Taylor Lautner peels off his shirt and saddles up for some non-wolf-related adventure in Abduction, a teen spy-kid movie.
Nathan Harper (Lautner) is just your average, not particularly forward-thinking teenager. When we first meet him, he’s riding his friend’s truck on the way to a party — not “riding in,” he’s sitting on the hood, leaning against the windshield as the truck curves around mountain roads. Then, at the party, he beer-pongs until he passes out and awakes the next morning shirtless (but of course) in the front yard of the girl whose party it was.
It’s in this state that his father Kevin (Jason Isaacs) arrives to pick him up. (At least Nathan stuck around to help the girl clean up a little.) Kevin decides to teach young Nathan a lesson by grounding him, sure, but also by making him box in the back yard while still hungover. It seems that boxing and wrestling and assorted self-defense-type exercises are a big part of father-son bonding. Perhaps this is one method of dealing with Nathan’s rage issues. The other is his therapy with Dr. Bennett (Sigorney Weaver). He is often disturbed by one particular nightmare in which he is watching a woman be attacked. Oddly, Dr. Bennett encourages him to let that go, not to find out more about this maybe-memory.
Even odder, when Nathan and girl-next-door crush Karen (Lily Collins) start working on some kind of school project together involving missing persons, Nathan finds a picture of a kid who looks very similar to a younger version of himself. Even curiouser, the projected-aging image produces a nearly perfect rendering of himself.

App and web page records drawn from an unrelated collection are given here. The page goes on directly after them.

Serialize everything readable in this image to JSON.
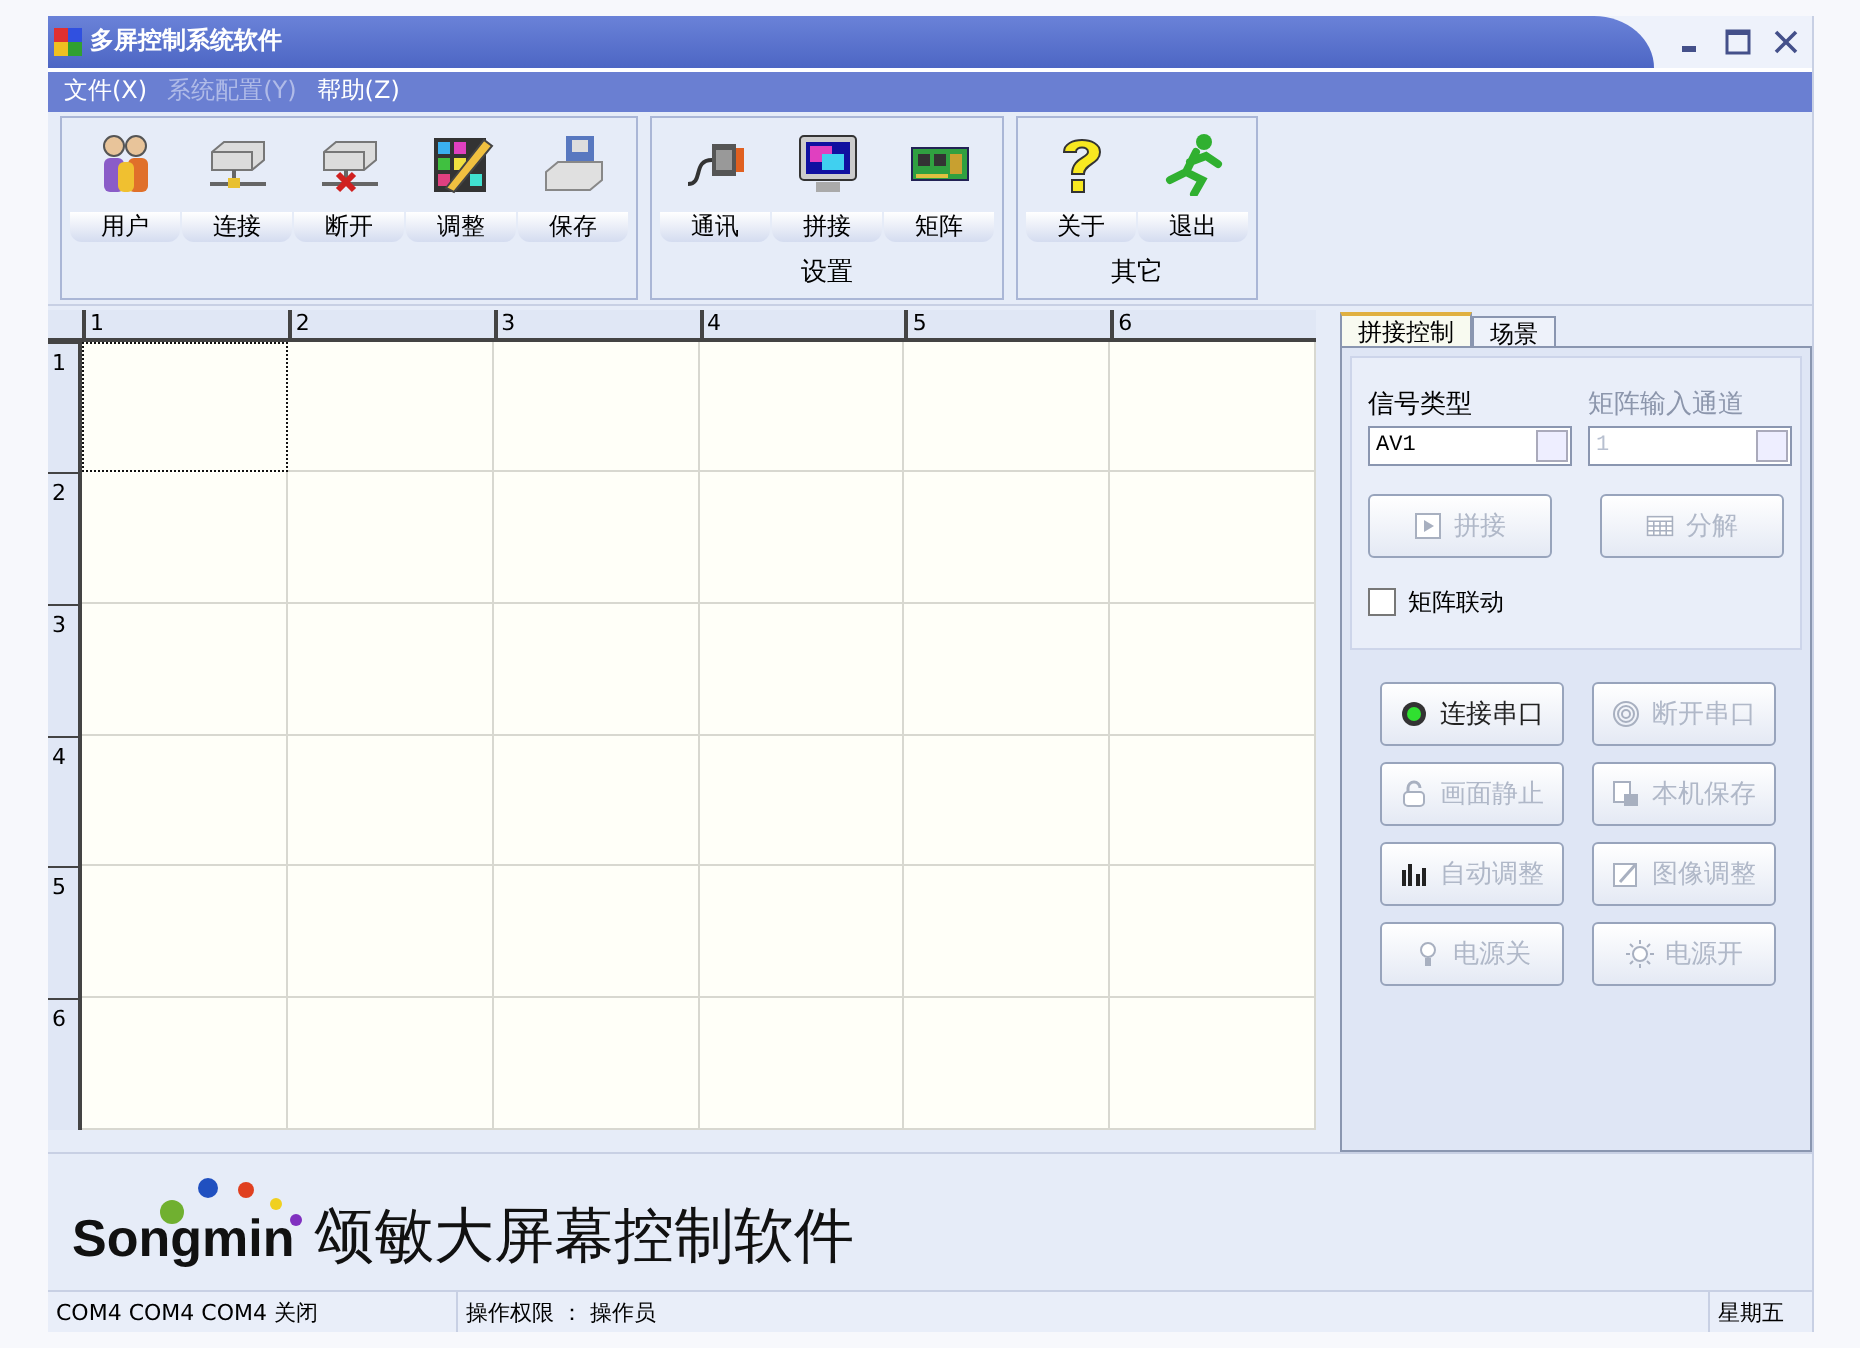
{
  "window": {
    "title": "多屏控制系统软件"
  },
  "menu": [
    {
      "label": "文件(X)",
      "disabled": false
    },
    {
      "label": "系统配置(Y)",
      "disabled": true
    },
    {
      "label": "帮助(Z)",
      "disabled": false
    }
  ],
  "toolbar_groups": [
    {
      "buttons": [
        {
          "kind": "users",
          "label": "用户"
        },
        {
          "kind": "connect",
          "label": "连接"
        },
        {
          "kind": "disconnect",
          "label": "断开"
        },
        {
          "kind": "adjust",
          "label": "调整"
        },
        {
          "kind": "save",
          "label": "保存"
        }
      ]
    },
    {
      "caption": "设置",
      "buttons": [
        {
          "kind": "comm",
          "label": "通讯"
        },
        {
          "kind": "splice",
          "label": "拼接"
        },
        {
          "kind": "matrix",
          "label": "矩阵"
        }
      ]
    },
    {
      "caption": "其它",
      "buttons": [
        {
          "kind": "about",
          "label": "关于"
        },
        {
          "kind": "exit",
          "label": "退出"
        }
      ]
    }
  ],
  "grid": {
    "columns": [
      "1",
      "2",
      "3",
      "4",
      "5",
      "6"
    ],
    "rows": [
      {
        "label": "1",
        "cells": [
          {
            "selected": true
          },
          {
            "selected": false
          },
          {
            "selected": false
          },
          {
            "selected": false
          },
          {
            "selected": false
          },
          {
            "selected": false
          }
        ]
      },
      {
        "label": "2",
        "cells": [
          {
            "selected": false
          },
          {
            "selected": false
          },
          {
            "selected": false
          },
          {
            "selected": false
          },
          {
            "selected": false
          },
          {
            "selected": false
          }
        ]
      },
      {
        "label": "3",
        "cells": [
          {
            "selected": false
          },
          {
            "selected": false
          },
          {
            "selected": false
          },
          {
            "selected": false
          },
          {
            "selected": false
          },
          {
            "selected": false
          }
        ]
      },
      {
        "label": "4",
        "cells": [
          {
            "selected": false
          },
          {
            "selected": false
          },
          {
            "selected": false
          },
          {
            "selected": false
          },
          {
            "selected": false
          },
          {
            "selected": false
          }
        ]
      },
      {
        "label": "5",
        "cells": [
          {
            "selected": false
          },
          {
            "selected": false
          },
          {
            "selected": false
          },
          {
            "selected": false
          },
          {
            "selected": false
          },
          {
            "selected": false
          }
        ]
      },
      {
        "label": "6",
        "cells": [
          {
            "selected": false
          },
          {
            "selected": false
          },
          {
            "selected": false
          },
          {
            "selected": false
          },
          {
            "selected": false
          },
          {
            "selected": false
          }
        ]
      }
    ]
  },
  "side_tabs": [
    {
      "label": "拼接控制",
      "selected": true
    },
    {
      "label": "场景",
      "selected": false
    }
  ],
  "fields": [
    {
      "label": "信号类型",
      "value": "AV1",
      "disabled": false
    },
    {
      "label": "矩阵输入通道",
      "value": "1",
      "disabled": true
    }
  ],
  "splice_buttons": [
    {
      "kind": "play",
      "label": "拼接",
      "disabled": true
    },
    {
      "kind": "calendar",
      "label": "分解",
      "disabled": true
    }
  ],
  "checkbox": {
    "label": "矩阵联动",
    "checked": false
  },
  "control_buttons": [
    {
      "kind": "led",
      "label": "连接串口",
      "disabled": false
    },
    {
      "kind": "rings",
      "label": "断开串口",
      "disabled": true
    },
    {
      "kind": "lock",
      "label": "画面静止",
      "disabled": true
    },
    {
      "kind": "docsave",
      "label": "本机保存",
      "disabled": true
    },
    {
      "kind": "bars",
      "label": "自动调整",
      "disabled": true
    },
    {
      "kind": "imageedit",
      "label": "图像调整",
      "disabled": true
    },
    {
      "kind": "bulb",
      "label": "电源关",
      "disabled": true
    },
    {
      "kind": "sun",
      "label": "电源开",
      "disabled": true
    }
  ],
  "logo": {
    "brand": "Songmin",
    "caption": "颂敏大屏幕控制软件"
  },
  "status_bar": [
    "COM4 COM4 COM4 关闭",
    "操作权限 ： 操作员",
    "星期五"
  ]
}
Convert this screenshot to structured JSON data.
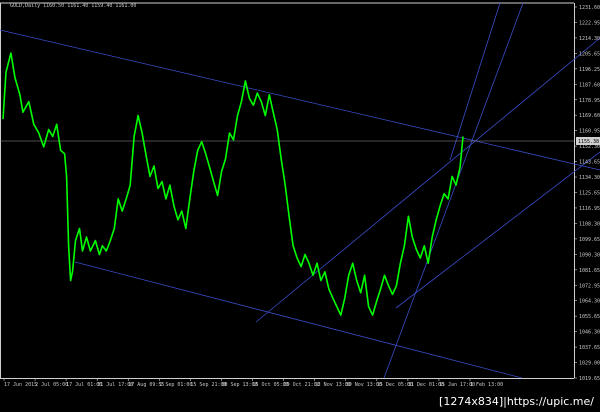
{
  "header": {
    "symbol_info": "GOLD,Daily 1160.50 1161.40 1159.40 1161.00"
  },
  "chart_data": {
    "type": "line",
    "ylim": [
      1020.0,
      1232.0
    ],
    "grid": false,
    "background": "#000000",
    "series_color": "#00ff00",
    "trendline_color": "#3a4cc8",
    "current_price_label": "1155.38",
    "y_ticks": [
      "1231.60",
      "1222.95",
      "1214.30",
      "1205.65",
      "1196.25",
      "1187.60",
      "1178.95",
      "1169.60",
      "1160.95",
      "1152.30",
      "1143.65",
      "1134.30",
      "1125.65",
      "1116.95",
      "1108.30",
      "1099.65",
      "1090.30",
      "1081.65",
      "1072.95",
      "1064.30",
      "1055.65",
      "1046.30",
      "1037.65",
      "1029.00",
      "1019.65"
    ],
    "x_ticks": [
      "17 Jun 2015",
      "2 Jul 05:00",
      "17 Jul 01:00",
      "31 Jul 17:00",
      "17 Aug 09:55",
      "1 Sep 01:00",
      "15 Sep 21:00",
      "30 Sep 13:00",
      "15 Oct 05:00",
      "29 Oct 21:00",
      "12 Nov 13:00",
      "30 Nov 13:00",
      "15 Dec 05:00",
      "31 Dec 01:00",
      "15 Jan 17:00",
      "1 Feb 13:00"
    ],
    "price_path": [
      [
        0,
        1168
      ],
      [
        3,
        1195
      ],
      [
        8,
        1206
      ],
      [
        12,
        1192
      ],
      [
        17,
        1182
      ],
      [
        20,
        1172
      ],
      [
        26,
        1178
      ],
      [
        31,
        1165
      ],
      [
        36,
        1160
      ],
      [
        41,
        1152
      ],
      [
        46,
        1162
      ],
      [
        50,
        1158
      ],
      [
        54,
        1165
      ],
      [
        58,
        1150
      ],
      [
        62,
        1148
      ],
      [
        64,
        1135
      ],
      [
        66,
        1095
      ],
      [
        68,
        1075
      ],
      [
        70,
        1080
      ],
      [
        73,
        1098
      ],
      [
        77,
        1105
      ],
      [
        80,
        1092
      ],
      [
        84,
        1100
      ],
      [
        88,
        1092
      ],
      [
        93,
        1098
      ],
      [
        97,
        1090
      ],
      [
        100,
        1095
      ],
      [
        104,
        1092
      ],
      [
        108,
        1098
      ],
      [
        112,
        1105
      ],
      [
        116,
        1122
      ],
      [
        120,
        1115
      ],
      [
        124,
        1122
      ],
      [
        128,
        1130
      ],
      [
        132,
        1158
      ],
      [
        136,
        1170
      ],
      [
        140,
        1160
      ],
      [
        144,
        1147
      ],
      [
        148,
        1135
      ],
      [
        152,
        1141
      ],
      [
        156,
        1128
      ],
      [
        160,
        1132
      ],
      [
        164,
        1122
      ],
      [
        168,
        1130
      ],
      [
        172,
        1118
      ],
      [
        176,
        1110
      ],
      [
        180,
        1115
      ],
      [
        184,
        1105
      ],
      [
        188,
        1122
      ],
      [
        192,
        1138
      ],
      [
        196,
        1150
      ],
      [
        200,
        1155
      ],
      [
        204,
        1148
      ],
      [
        208,
        1140
      ],
      [
        212,
        1132
      ],
      [
        216,
        1124
      ],
      [
        220,
        1138
      ],
      [
        224,
        1145
      ],
      [
        228,
        1160
      ],
      [
        232,
        1156
      ],
      [
        236,
        1170
      ],
      [
        240,
        1178
      ],
      [
        244,
        1190
      ],
      [
        248,
        1180
      ],
      [
        252,
        1176
      ],
      [
        256,
        1183
      ],
      [
        260,
        1178
      ],
      [
        264,
        1170
      ],
      [
        268,
        1182
      ],
      [
        272,
        1172
      ],
      [
        276,
        1162
      ],
      [
        280,
        1145
      ],
      [
        284,
        1130
      ],
      [
        288,
        1112
      ],
      [
        292,
        1095
      ],
      [
        296,
        1088
      ],
      [
        300,
        1083
      ],
      [
        304,
        1090
      ],
      [
        308,
        1085
      ],
      [
        312,
        1078
      ],
      [
        316,
        1085
      ],
      [
        320,
        1075
      ],
      [
        324,
        1080
      ],
      [
        328,
        1070
      ],
      [
        332,
        1065
      ],
      [
        336,
        1060
      ],
      [
        340,
        1055
      ],
      [
        344,
        1065
      ],
      [
        348,
        1078
      ],
      [
        352,
        1085
      ],
      [
        356,
        1075
      ],
      [
        360,
        1068
      ],
      [
        364,
        1078
      ],
      [
        368,
        1060
      ],
      [
        372,
        1055
      ],
      [
        376,
        1063
      ],
      [
        380,
        1070
      ],
      [
        384,
        1078
      ],
      [
        388,
        1072
      ],
      [
        392,
        1067
      ],
      [
        396,
        1072
      ],
      [
        400,
        1085
      ],
      [
        404,
        1095
      ],
      [
        408,
        1112
      ],
      [
        412,
        1100
      ],
      [
        416,
        1093
      ],
      [
        420,
        1088
      ],
      [
        424,
        1095
      ],
      [
        428,
        1085
      ],
      [
        432,
        1100
      ],
      [
        436,
        1110
      ],
      [
        440,
        1118
      ],
      [
        444,
        1125
      ],
      [
        448,
        1122
      ],
      [
        452,
        1135
      ],
      [
        456,
        1130
      ],
      [
        460,
        1140
      ],
      [
        463,
        1158
      ]
    ]
  }
}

Thankfully, all of these strange circumstances cut short whatever weak moves Nathan may have been considering with Karen. After she leaves, he digs around, finding very few baby pictures but finding a shirt identical to the shirt worn by the “missing” boy. Eventually, he asks his heretofore mother Mara (Maria Bello) if it’s true that she’s not his real mom. Unfortunately, fake-mom and Karen aren’t the only people he discussed the predicament with. He instant messaged with the missing person site but on the other line was not some helpful law enforcement office but some shifty-looking toady who answered to some shifty-looking Cold-War-accented guy, who we eventually learn is named Kozlow (Michael Nyqvist), who rounds up his men and prepares to come for Nathan.
Thus, after Nathan confronts Mara but before she and Kevin have time to explain the situation to him, the first two of many suit-wearing, gun-toting men show up at Nathan’s family home and violence ensues.
Mostly kicking and punching with a little shooting and exploding.
Nathan and — because the audience is paying good money to see someone make out with Lautner — Karen are soon on the run not only from Kozlow and his men but also from the CIA and Agent Burton (Alfred Molina), who may or may not being trying to help Nathan, who can say?
Lautner mainly sticks to three different facial/bodily expressions: (1) fist clenched (mostly in anger), (2) eyes narrowed, brow forward (anger, confusion, mistrust, possibly hunger) and (3) everything from 2 plus a soft voice (extreme anger, preparing to make out). Add in some kicking and punching, some close-ups, some abrupt and shoehorned-in romantic scenes and the occasional eyes welling with tears (of anger, joy, possibly hunger) and you have his whole performance. Actually, you have the whole movie. In fact, I’m pretty sure the point of this movie boils down to about four scenes: (1) he wakes up shirtless on the lawn and remains shirtless for minutes, (2) he does a goofy bit of nervous clean-up when Karen comes to his house, (3) he makes out (close-up on the lips) with the moderately useless Karen character, (4) he beats the living poo out of a henchman on a train.
If The CW were going to make a TV show about spies, this is more or less what it’d feel like — only there would be more hot girls for potential future hook-ups with Nathan and there’s maybe a 60-percent chance it would be better acted and better written. Or, at least, more cleverly written, with more snarky pop culture references, which, yes, can be boring but at least it’s something. Even if it is only artificially shooting a spark into the proceedings, the showiest, slangiest script is better than the damp Wonder bread we’re presented with here. As it is, most of the dialogue here is just redundant — the gun they are shooting or the pout they are pouting really says it all. Since being a means of wringing dollars from Team Jacob girls seems to be the sole point of this movie, the story feels like someone came up with the barest of bare bones and then stopped there: a kid on the run with a girl. The movie doesn’t even go the extra mile to have any fun with its characters and their predicament. There’s a scene about half-way through (and it also appears in the trailers) where Nathan finds himself holding the keys to a very nice sports car. The smile he and Karen share over the thought of driving this — even though killers are in hot pursuit and they really have nowhere to go — hints at the “superhero figures out his powers”-type direction the movie could have taken but didn’t. C-
Rated PG-13 for sequences of intense violence and action, brief language, some sexual content and teen partying. Directed by John Singleton and written by Shawn Christensen, Abduction is an hour and 46 minutes long and is distributed by Lionsgate.